LEED Design

What is LEED?
LEED stands for Leadership in Energy and Environmental Design. It provides a framework in creating a healthy, highly efficient and cost-saving sustainable building. LEED is globally recognized as a symbol of sustainability achievement.

At Fold and Form we’re passionate about sustainable building, and have the expertise to help you create a home or work environment that’s LEED certified. In order to obtain LEED certification smoothly, it’s important that the architect, builder and green building consultant work collaboratively throughout the process. Jerry Reeves, LEED AP, at Fold + Form oversees all LEED projects from start to finish to ensure the process goes efficiently and as cost-effectively as possible.


The Benefits of LEED
With a LEED certified home or building, you can reduce energy and water costs, improve air quality, increase your property value, as well as qualify for significant tax rebates. Cincinnati homeowners may be entitled to a 10 to 15-year tax abatement by the City of Cincinnati. This tax abatement is available for any new or newly remodeled LEED-certified homes within the city limits. As people become more aware of the many benefits of building a green home, certified LEED homes are now selling faster and for more money than comparable non-green homes.

Our LEED Projects (Clockwise from Left): Mulberry Street I (Pending Gold), Mulberry Street II (Pending Platinum), Corwine Street (Pending Platinum).

Our LEED Projects (Clockwise from Left): Mulberry Street I (Pending Gold), Mulberry Street II (Pending Platinum),
Corwine Street (Pending Platinum).

LEED Requirements
There are four different levels of LEED certifications (Certified, Silver, Gold and Platinum), which are determined based on the number of points achieved. Key areas measured by LEED include:

  • Location and Linkages: The home or business benefits by being built close to community services allowing easy access to public transportation, walking or biking trails, and proximity to public park land.

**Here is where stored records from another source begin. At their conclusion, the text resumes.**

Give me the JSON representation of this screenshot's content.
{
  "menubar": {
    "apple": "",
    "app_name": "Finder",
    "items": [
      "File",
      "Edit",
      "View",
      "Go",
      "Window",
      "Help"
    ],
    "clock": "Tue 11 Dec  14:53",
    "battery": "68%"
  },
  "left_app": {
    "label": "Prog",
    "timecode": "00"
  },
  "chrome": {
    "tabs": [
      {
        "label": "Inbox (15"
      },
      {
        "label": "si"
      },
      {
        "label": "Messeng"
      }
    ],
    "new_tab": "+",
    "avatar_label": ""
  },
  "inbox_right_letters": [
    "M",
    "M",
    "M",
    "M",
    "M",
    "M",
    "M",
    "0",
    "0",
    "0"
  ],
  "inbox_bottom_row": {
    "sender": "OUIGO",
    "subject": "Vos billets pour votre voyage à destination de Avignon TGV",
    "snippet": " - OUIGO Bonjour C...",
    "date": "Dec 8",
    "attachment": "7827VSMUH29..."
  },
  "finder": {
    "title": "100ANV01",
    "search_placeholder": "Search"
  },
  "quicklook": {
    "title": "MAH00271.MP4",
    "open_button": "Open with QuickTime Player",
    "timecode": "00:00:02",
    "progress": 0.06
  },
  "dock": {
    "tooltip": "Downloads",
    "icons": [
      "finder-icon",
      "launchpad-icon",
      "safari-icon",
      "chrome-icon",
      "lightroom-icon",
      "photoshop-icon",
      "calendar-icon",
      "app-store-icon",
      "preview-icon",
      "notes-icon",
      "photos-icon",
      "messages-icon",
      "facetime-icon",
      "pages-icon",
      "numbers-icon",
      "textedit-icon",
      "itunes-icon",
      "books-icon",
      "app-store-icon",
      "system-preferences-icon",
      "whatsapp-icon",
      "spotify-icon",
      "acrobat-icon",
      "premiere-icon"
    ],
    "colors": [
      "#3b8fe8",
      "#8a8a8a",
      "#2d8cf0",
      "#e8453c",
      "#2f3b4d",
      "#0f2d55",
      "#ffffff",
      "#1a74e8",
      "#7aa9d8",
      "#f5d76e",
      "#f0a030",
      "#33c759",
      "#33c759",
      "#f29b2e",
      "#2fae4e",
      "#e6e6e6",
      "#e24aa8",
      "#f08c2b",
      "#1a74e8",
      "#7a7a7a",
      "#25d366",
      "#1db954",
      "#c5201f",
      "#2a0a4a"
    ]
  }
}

  • Sustainable Sites: Landscaping and plants used on the project must be native to the area and drought tolerant. This results in a lower maintenance landscape and conserves water. Higher density development maximizes the use of valuable land.

  • Water Efficiency: This includes both indoor and outdoor water efficiency. Indoors the use of water-efficient fixtures such as toilets, faucets and shower heads must be installed. For outdoors, water savings can be obtained with high-efficiency irrigation in the landscape to water the plants. Rainwater can also be harvested to irrigate landscape plantings.

  • Energy and Atmosphere: This category is typically responsible for a large portion of the total points in a LEED project, ranging from use of energy-efficient furnace and air conditioning, to solar panels, to air tight and well insulated construction.

  • Materials and Resources: Points are earned for sustainable materials used on the project, including the use of recycled or reclaimed materials, locally produced materials, and low emission materials. Sustainable materials also result in a more healthy indoor environment for occupants as well.

  • Indoor Environmental Quality: This includes proper engineering of the HVAC system for efficiency and air quality. Also exhaust systems are carefully designed to remove excess humidity and provide excellent ventilation. These measures contribute to overall health and comfort of occupants in building.

  • Awareness and Education: Additional points can be earned  by promoting the benefits of sustainable building practices.

Contact us to learn more about LEED and the many benefits of sustainable building.